There are several organizations working to smooth the way for schools that value global projects. One such company, Level Up Village, focuses on providing science, technology, engineering and math (STEM) content through an online platform that also connects U.S. classrooms to those abroad. The founder and CEO, Amy McCooe, realized that kids in Kenya were learning about electricity at the same time as kids in the U.S. She saw the curricular connection as an opportunity to create connections between U.S. students and international students.
Kids are partnered up and each week they upload videos talking about the issues in their own communities. They start off by sharing personal details, but eventually end up communicating about what they’re learning and how it is connected to issues in their local communities. In the model, the U.S. schools pay $55 per student for the service, and part of that fee goes to the partner school to pay for the technology and curriculum there.
The Level Up Village program intentionally includes introductory online courses for teachers to help them increase their own global competency before being asked to teach it to students. The course talks about equity and empathy, emphasizing that respect is conveyed differently in different cultures. They talk about how important it is for students to learn to say their partners’ names correctly and how different body language cues might be misunderstood.

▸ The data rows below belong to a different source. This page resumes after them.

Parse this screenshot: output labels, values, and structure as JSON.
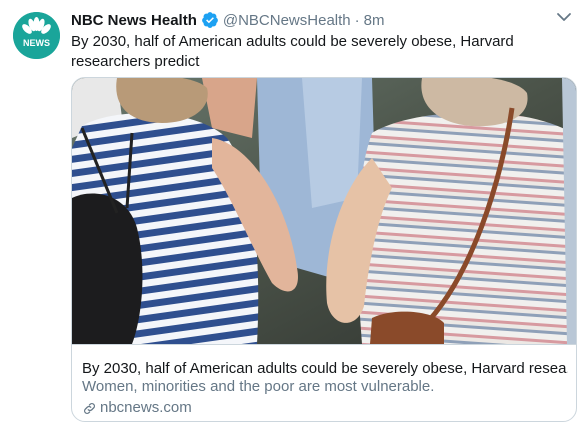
{
  "tweet": {
    "author_name": "NBC News Health",
    "handle": "@NBCNewsHealth",
    "separator": "·",
    "time": "8m",
    "text": "By 2030, half of American adults could be severely obese, Harvard researchers predict",
    "avatar_label": "NEWS"
  },
  "card": {
    "title": "By 2030, half of American adults could be severely obese, Harvard resea...",
    "description": "Women, minorities and the poor are most vulnerable.",
    "domain": "nbcnews.com"
  },
  "icons": {
    "avatar": "nbc-peacock-icon",
    "verified": "verified-badge-icon",
    "menu": "chevron-down-icon",
    "link": "link-icon"
  },
  "colors": {
    "avatar_bg": "#1aa59a",
    "verified": "#1da1f2",
    "secondary_text": "#657786",
    "border": "#ccd6dd"
  }
}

Carrie Brown teaches English and History to sixth-graders at Girls Academic Leadership Academy (GALA), an all-girls STEM school in Los Angeles Unified School District. When her principal said they would be using Level Up Village, she was initially skeptical. As a 27-year veteran teacher she doesn’t like being told how to run her class, but she checked it out with an open mind and decided it was worth a try.
“I did not expect to love it as much as I did,” Brown said. She doesn’t feel particularly tech-savvy, but found the three hours of introductory work provided by the program sufficiently prepared her. She can’t imagine doing all the work to find a partner class in Kenya, ensure the quality of the videos, enlist translation services and make sure the experience drives toward academic goals.
“I liked that [my students] were very independent,” Brown said. “I loved the interactions. I liked the self-directed projects.” She liked that the curriculum was flexible enough that she could spend a lot or a little time on it each week. Like many teachers, she’s careful what she spends class time on, but found the conversations, revelations and enthusiasm of this international partnership to be well worth the time investment.
While many Level Up Village courses focus on STEM, they also have a course on leadership taught through Malala Yousafzai’s autobiography “I Am Malala: The Girl Who Stood Up for Education and Was Shot by the Taliban.” Reading the book and talking about it with girls in Kenya upended some of the preconceived notions students held — like the assumption that everyone gets to go to school for free.
One student’s partner didn’t upload a video by the deadline. When Brown inquired, she found out that the girl was no longer in school because her parents couldn’t pay the school fees. That prompted an important discussion in Brown’s class. And students took the experience home to their families as well. Brown says it’s the first time in her career that she got emails from parents about the engaging, lively discussions they were having over dinner about school.
While teachers continue to discern the most impactful ways to use technology in classrooms, one fact is inarguable: Technology makes the world smaller. Teachers can find inspiration in the work of colleagues across the world and students can learn together. That powerful capacity can bring new dimensions to classroom learning when leveraged by a skillful teacher.